Barack Obama recently became the first U.S. president to visit Cuba in nearly 90 years. The island was also on commentator Stephen Whitley’s wish list of places to visit. But Cuba always seemed out of reach until the recent easing of restrictions on travel. He learned some lessons during a Spring Break trip there.
The first three days I found Havana exciting and picturesque. The antique cars were charming, even though they spewed exhaust fumes and lacked basic safety equipment. The buildings, many in a desperate state of disrepair, gave the city an old-world flavor. The University of Havana was the perfect example of what a university should look like: Beautiful buildings perched on a hill overlooking the city, students smoking, flirting and talking as they would at any university in the US.
Then on the third day I was there, I met Alejandro. He told me he attends the University of Havana and is in the information technology department. Unfortunately, he does not own a computer, so he has to write his code by hand. His family does not have a phone in their home. He makes money by selling jewelry, sweets or flowers on the street when he has to.
The lack of economic mobility, the lack of personal freedom for Cubans, the squalor many Cubans have to live in on a daily basis seemed somehow quaint until I met someone I was beginning to care about. Then it became personal. While many 21 year olds throughout the world work multiple jobs to make ends meet, Alejandro’s struggles seem more futile. While he never voiced this, I felt as though even if Alejandro did eventually graduate and get a good job, nothing much in his life would change except he might not have to sell flowers on the street.

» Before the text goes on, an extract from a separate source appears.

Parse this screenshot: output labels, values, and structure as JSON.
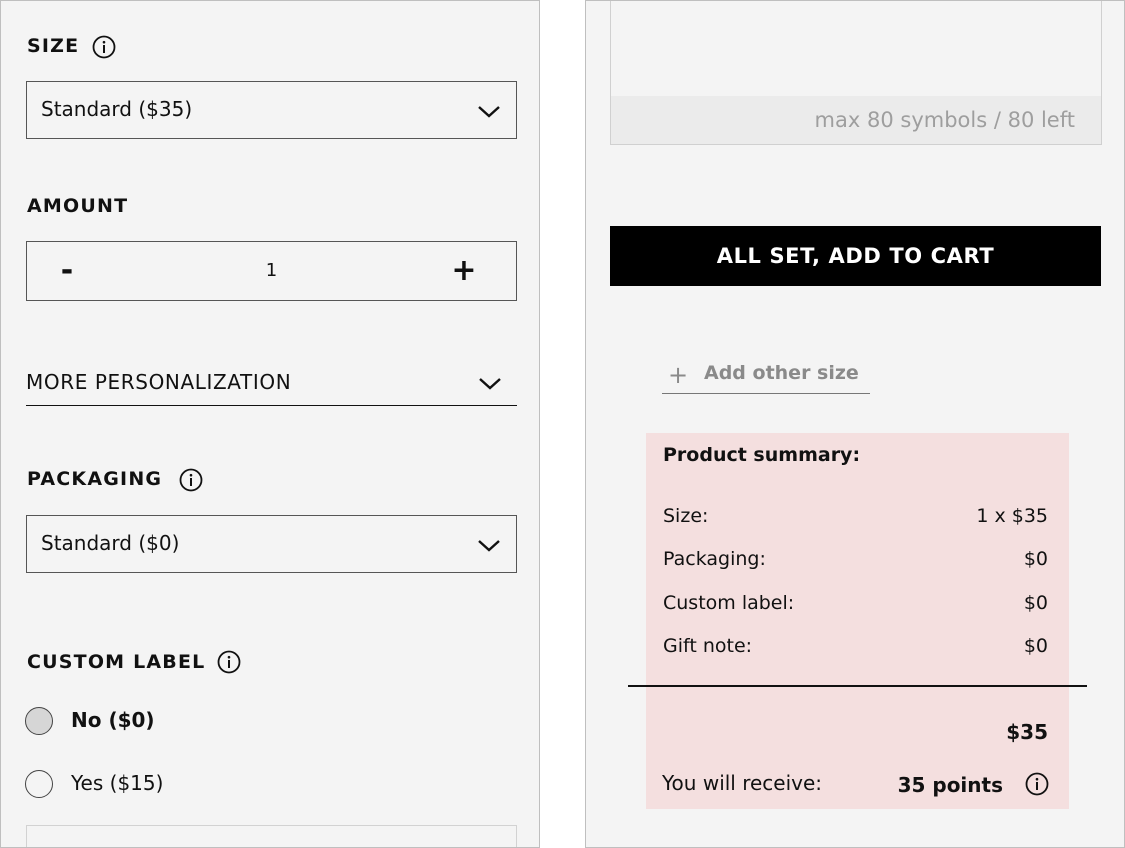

That in the 21st century, a smart, personable guy who speaks three languages would have to sell flowers on the street to buy extra food for his family seems somehow abhorrent. He should be able to search the internet, communicate with the outside world without censorship (I figured out when I got home that my text messages to the US were intercepted and read, because they arrived at my friends’ phones broken up by symbols). That a whole nation of people is not able to participate in the global information age and are seemingly still living in a version of the 1960’s was shocking.
President Obama’s trip to Cuba is hopefully the beginning of the thaw in the cold war relationship between our two countries. Supporting continued dialogue between the U.S. and Cuba will eventually lead to improvement in the lives of 11 million Cuban people, people like Alejandro who just want to go to school and have a future that is less restrictive both politically and economically. People we have in our power to help.
Stephen Whitley is a writer and professor of English at Collin College.